Seniors Act | Couple Decides What To Include In Their Confidence – Santa Cruz Sentinel
Dear Len & Rosie,
We updated our confidence and had two different opinions on checking accounts and CDs. Should we have our regular checking account in the trust? Should we have the money market account in the trust? Should we have the CD in the trust?
Everything should be in your confidence, with a few exceptions. Don’t bother going to the DMV to transfer your vehicles into the trust. If you die in possession of an automobile, your heirs can rename it to their name at the DMV 40 days or more after your death. All they need are your death certificates, the vehicle title, and the DMV REG-5 form, which is readily available at www.dmv.ca.gov.
Unless your lawyer advises you to do otherwise, do not transfer any retirement account into your trust, and do not name your trust as the beneficiary of the retirement account.
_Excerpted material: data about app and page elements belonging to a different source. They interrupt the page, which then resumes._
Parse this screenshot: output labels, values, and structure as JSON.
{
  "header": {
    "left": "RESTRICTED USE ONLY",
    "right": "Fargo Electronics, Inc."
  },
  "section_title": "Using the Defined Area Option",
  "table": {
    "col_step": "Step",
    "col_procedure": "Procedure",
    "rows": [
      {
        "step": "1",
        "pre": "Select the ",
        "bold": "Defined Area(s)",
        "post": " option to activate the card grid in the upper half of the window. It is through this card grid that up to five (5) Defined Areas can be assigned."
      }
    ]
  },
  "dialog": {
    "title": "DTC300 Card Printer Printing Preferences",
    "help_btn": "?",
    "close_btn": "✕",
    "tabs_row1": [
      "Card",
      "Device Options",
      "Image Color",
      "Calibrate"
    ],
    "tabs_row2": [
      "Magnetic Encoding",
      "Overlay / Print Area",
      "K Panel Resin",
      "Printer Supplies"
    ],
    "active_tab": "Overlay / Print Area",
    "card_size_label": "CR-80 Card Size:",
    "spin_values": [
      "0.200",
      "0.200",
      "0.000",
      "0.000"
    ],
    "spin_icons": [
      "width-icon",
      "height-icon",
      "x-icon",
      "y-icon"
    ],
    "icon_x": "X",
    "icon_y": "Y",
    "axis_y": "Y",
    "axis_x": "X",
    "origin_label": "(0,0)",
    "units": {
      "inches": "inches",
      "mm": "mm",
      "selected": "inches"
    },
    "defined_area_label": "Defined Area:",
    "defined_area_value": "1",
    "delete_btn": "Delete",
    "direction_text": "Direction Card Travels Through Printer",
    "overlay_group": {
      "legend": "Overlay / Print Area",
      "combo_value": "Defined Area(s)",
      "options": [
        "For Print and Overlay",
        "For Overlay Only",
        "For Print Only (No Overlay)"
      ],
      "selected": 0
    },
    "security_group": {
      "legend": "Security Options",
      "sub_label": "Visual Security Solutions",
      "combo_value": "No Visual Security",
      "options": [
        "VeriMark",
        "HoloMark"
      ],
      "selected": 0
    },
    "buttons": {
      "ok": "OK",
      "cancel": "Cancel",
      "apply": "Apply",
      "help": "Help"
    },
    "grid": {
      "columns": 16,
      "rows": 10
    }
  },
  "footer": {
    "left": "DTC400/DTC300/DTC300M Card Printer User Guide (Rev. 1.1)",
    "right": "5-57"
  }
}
Transferring a retirement account to a trust means you cash out the account and will have to pay tax on all of that deferred income all at once. In addition, under the SECURE law passed in 2020, retirement accounts paid into trusts must be fully cashed within 10 years of your death, while spouses can roll over spouses on their own.
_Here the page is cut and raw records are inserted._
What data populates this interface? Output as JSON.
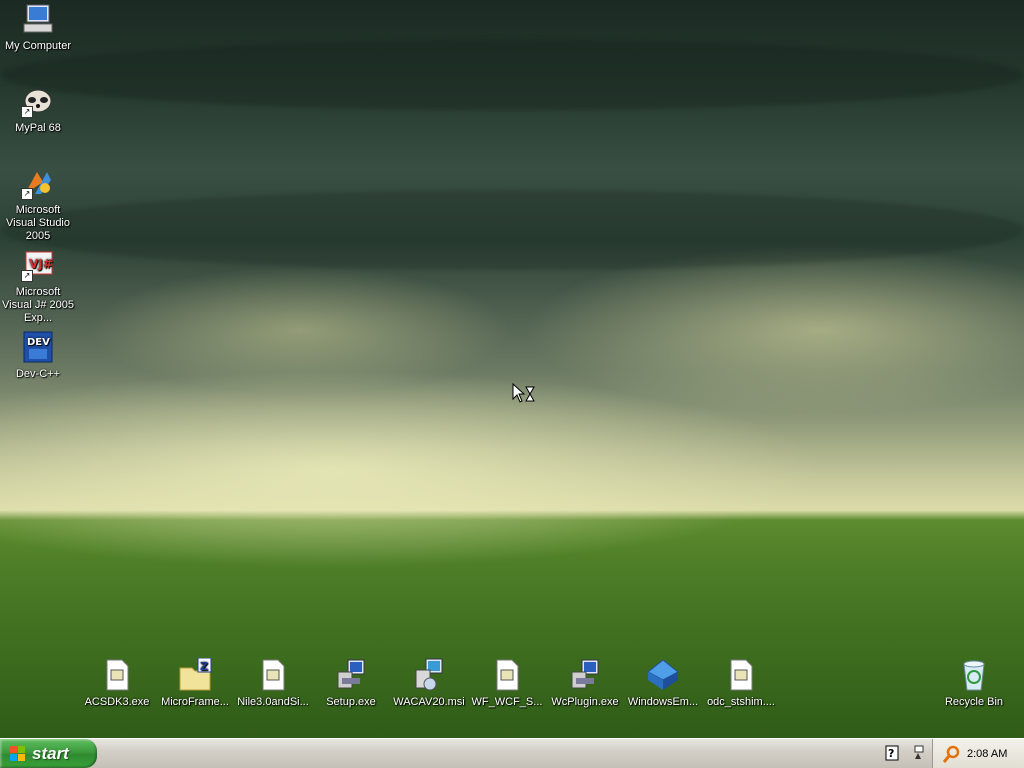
{
  "desktop": {
    "left_icons": [
      {
        "label": "My Computer",
        "icon": "computer-icon"
      },
      {
        "label": "MyPal 68",
        "icon": "raccoon-icon"
      },
      {
        "label": "Microsoft Visual Studio 2005",
        "icon": "visual-studio-icon"
      },
      {
        "label": "Microsoft Visual J# 2005 Exp...",
        "icon": "visual-jsharp-icon"
      },
      {
        "label": "Dev-C++",
        "icon": "devcpp-icon"
      }
    ],
    "bottom_icons": [
      {
        "label": "ACSDK3.exe",
        "icon": "exe-file-icon"
      },
      {
        "label": "MicroFrame...",
        "icon": "zip-folder-icon"
      },
      {
        "label": "Nile3.0andSi...",
        "icon": "exe-file-icon"
      },
      {
        "label": "Setup.exe",
        "icon": "setup-icon"
      },
      {
        "label": "WACAV20.msi",
        "icon": "msi-installer-icon"
      },
      {
        "label": "WF_WCF_S...",
        "icon": "exe-file-icon"
      },
      {
        "label": "WcPlugin.exe",
        "icon": "setup-icon"
      },
      {
        "label": "WindowsEm...",
        "icon": "blue-diamond-icon"
      },
      {
        "label": "odc_stshim....",
        "icon": "exe-file-icon"
      }
    ],
    "recycle_bin": {
      "label": "Recycle Bin",
      "icon": "recycle-bin-icon"
    }
  },
  "taskbar": {
    "start_label": "start",
    "clock": "2:08 AM",
    "tray_icons": [
      "help-icon",
      "network-icon",
      "search-icon"
    ]
  },
  "colors": {
    "start_green": "#3c9a3c",
    "taskbar_gray": "#d4d0c8",
    "grass_green": "#4f7f28"
  }
}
The easiest way to manage a retirement account is to designate your spouse as the primary beneficiary and your children or others as secondary beneficiaries. The only reason you would leave a retirement account in your trust is if you have a disabled or spendthrift beneficiary who cannot or should not receive the money directly.
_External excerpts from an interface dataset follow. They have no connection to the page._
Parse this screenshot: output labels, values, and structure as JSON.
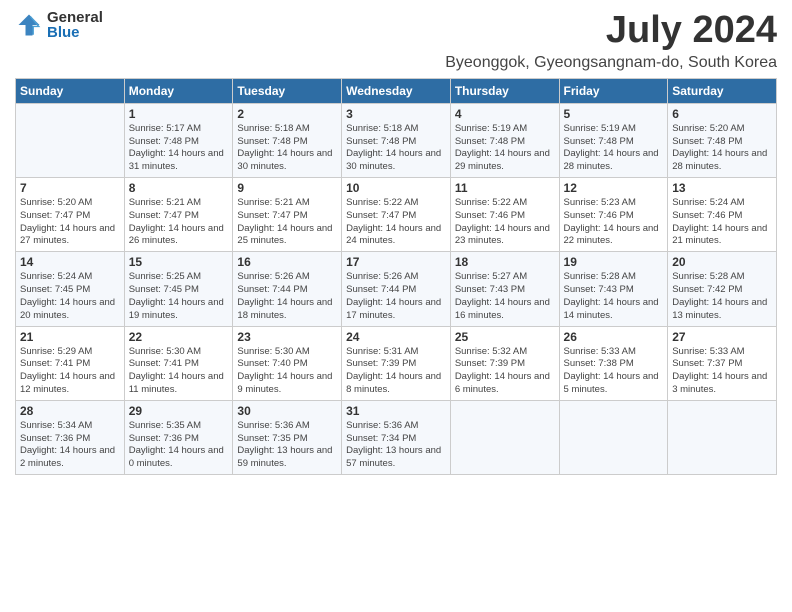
{
  "logo": {
    "general": "General",
    "blue": "Blue"
  },
  "title": "July 2024",
  "subtitle": "Byeonggok, Gyeongsangnam-do, South Korea",
  "days_of_week": [
    "Sunday",
    "Monday",
    "Tuesday",
    "Wednesday",
    "Thursday",
    "Friday",
    "Saturday"
  ],
  "weeks": [
    [
      {
        "day": "",
        "info": ""
      },
      {
        "day": "1",
        "sunrise": "Sunrise: 5:17 AM",
        "sunset": "Sunset: 7:48 PM",
        "daylight": "Daylight: 14 hours and 31 minutes."
      },
      {
        "day": "2",
        "sunrise": "Sunrise: 5:18 AM",
        "sunset": "Sunset: 7:48 PM",
        "daylight": "Daylight: 14 hours and 30 minutes."
      },
      {
        "day": "3",
        "sunrise": "Sunrise: 5:18 AM",
        "sunset": "Sunset: 7:48 PM",
        "daylight": "Daylight: 14 hours and 30 minutes."
      },
      {
        "day": "4",
        "sunrise": "Sunrise: 5:19 AM",
        "sunset": "Sunset: 7:48 PM",
        "daylight": "Daylight: 14 hours and 29 minutes."
      },
      {
        "day": "5",
        "sunrise": "Sunrise: 5:19 AM",
        "sunset": "Sunset: 7:48 PM",
        "daylight": "Daylight: 14 hours and 28 minutes."
      },
      {
        "day": "6",
        "sunrise": "Sunrise: 5:20 AM",
        "sunset": "Sunset: 7:48 PM",
        "daylight": "Daylight: 14 hours and 28 minutes."
      }
    ],
    [
      {
        "day": "7",
        "sunrise": "Sunrise: 5:20 AM",
        "sunset": "Sunset: 7:47 PM",
        "daylight": "Daylight: 14 hours and 27 minutes."
      },
      {
        "day": "8",
        "sunrise": "Sunrise: 5:21 AM",
        "sunset": "Sunset: 7:47 PM",
        "daylight": "Daylight: 14 hours and 26 minutes."
      },
      {
        "day": "9",
        "sunrise": "Sunrise: 5:21 AM",
        "sunset": "Sunset: 7:47 PM",
        "daylight": "Daylight: 14 hours and 25 minutes."
      },
      {
        "day": "10",
        "sunrise": "Sunrise: 5:22 AM",
        "sunset": "Sunset: 7:47 PM",
        "daylight": "Daylight: 14 hours and 24 minutes."
      },
      {
        "day": "11",
        "sunrise": "Sunrise: 5:22 AM",
        "sunset": "Sunset: 7:46 PM",
        "daylight": "Daylight: 14 hours and 23 minutes."
      },
      {
        "day": "12",
        "sunrise": "Sunrise: 5:23 AM",
        "sunset": "Sunset: 7:46 PM",
        "daylight": "Daylight: 14 hours and 22 minutes."
      },
      {
        "day": "13",
        "sunrise": "Sunrise: 5:24 AM",
        "sunset": "Sunset: 7:46 PM",
        "daylight": "Daylight: 14 hours and 21 minutes."
      }
    ],
    [
      {
        "day": "14",
        "sunrise": "Sunrise: 5:24 AM",
        "sunset": "Sunset: 7:45 PM",
        "daylight": "Daylight: 14 hours and 20 minutes."
      },
      {
        "day": "15",
        "sunrise": "Sunrise: 5:25 AM",
        "sunset": "Sunset: 7:45 PM",
        "daylight": "Daylight: 14 hours and 19 minutes."
      },
      {
        "day": "16",
        "sunrise": "Sunrise: 5:26 AM",
        "sunset": "Sunset: 7:44 PM",
        "daylight": "Daylight: 14 hours and 18 minutes."
      },
      {
        "day": "17",
        "sunrise": "Sunrise: 5:26 AM",
        "sunset": "Sunset: 7:44 PM",
        "daylight": "Daylight: 14 hours and 17 minutes."
      },
      {
        "day": "18",
        "sunrise": "Sunrise: 5:27 AM",
        "sunset": "Sunset: 7:43 PM",
        "daylight": "Daylight: 14 hours and 16 minutes."
      },
      {
        "day": "19",
        "sunrise": "Sunrise: 5:28 AM",
        "sunset": "Sunset: 7:43 PM",
        "daylight": "Daylight: 14 hours and 14 minutes."
      },
      {
        "day": "20",
        "sunrise": "Sunrise: 5:28 AM",
        "sunset": "Sunset: 7:42 PM",
        "daylight": "Daylight: 14 hours and 13 minutes."
      }
    ],
    [
      {
        "day": "21",
        "sunrise": "Sunrise: 5:29 AM",
        "sunset": "Sunset: 7:41 PM",
        "daylight": "Daylight: 14 hours and 12 minutes."
      },
      {
        "day": "22",
        "sunrise": "Sunrise: 5:30 AM",
        "sunset": "Sunset: 7:41 PM",
        "daylight": "Daylight: 14 hours and 11 minutes."
      },
      {
        "day": "23",
        "sunrise": "Sunrise: 5:30 AM",
        "sunset": "Sunset: 7:40 PM",
        "daylight": "Daylight: 14 hours and 9 minutes."
      },
      {
        "day": "24",
        "sunrise": "Sunrise: 5:31 AM",
        "sunset": "Sunset: 7:39 PM",
        "daylight": "Daylight: 14 hours and 8 minutes."
      },
      {
        "day": "25",
        "sunrise": "Sunrise: 5:32 AM",
        "sunset": "Sunset: 7:39 PM",
        "daylight": "Daylight: 14 hours and 6 minutes."
      },
      {
        "day": "26",
        "sunrise": "Sunrise: 5:33 AM",
        "sunset": "Sunset: 7:38 PM",
        "daylight": "Daylight: 14 hours and 5 minutes."
      },
      {
        "day": "27",
        "sunrise": "Sunrise: 5:33 AM",
        "sunset": "Sunset: 7:37 PM",
        "daylight": "Daylight: 14 hours and 3 minutes."
      }
    ],
    [
      {
        "day": "28",
        "sunrise": "Sunrise: 5:34 AM",
        "sunset": "Sunset: 7:36 PM",
        "daylight": "Daylight: 14 hours and 2 minutes."
      },
      {
        "day": "29",
        "sunrise": "Sunrise: 5:35 AM",
        "sunset": "Sunset: 7:36 PM",
        "daylight": "Daylight: 14 hours and 0 minutes."
      },
      {
        "day": "30",
        "sunrise": "Sunrise: 5:36 AM",
        "sunset": "Sunset: 7:35 PM",
        "daylight": "Daylight: 13 hours and 59 minutes."
      },
      {
        "day": "31",
        "sunrise": "Sunrise: 5:36 AM",
        "sunset": "Sunset: 7:34 PM",
        "daylight": "Daylight: 13 hours and 57 minutes."
      },
      {
        "day": "",
        "info": ""
      },
      {
        "day": "",
        "info": ""
      },
      {
        "day": "",
        "info": ""
      }
    ]
  ]
}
If you and your spouse name each other as the primary beneficiary of each of your retirement accounts and you name your children or other chosen heirs as secondary beneficiaries, your children will have to cash their shares within 10 years of the death of the surviving spouse, but each child can decide for themselves when to cash out their share instead of a trustee who makes the decision for everyone.
We advise our clients to keep their checking account outside of their trusts. Instead, keep the account on behalf of both spouses and add one of your children to the account when one of you starts slowing down and may need help paying the bills.
When you and your wife pass away or become incapacitated, your successor trustee will take over, but it cannot happen overnight. It takes a few weeks to round off death certificates or doctor’s letters to allow your revocation as a trustee. Adding someone to your checking account now will make their job easier when the time comes.
Len and Rosie
Len Tillem and Rosie McNichol are seasoned lawyers. Contact them at Tillem McNichol & Brown, 846 Broadway, Sonoma, CA 95476, by phone at (707) 996-4505, or on the Internet at www.lentillem.com.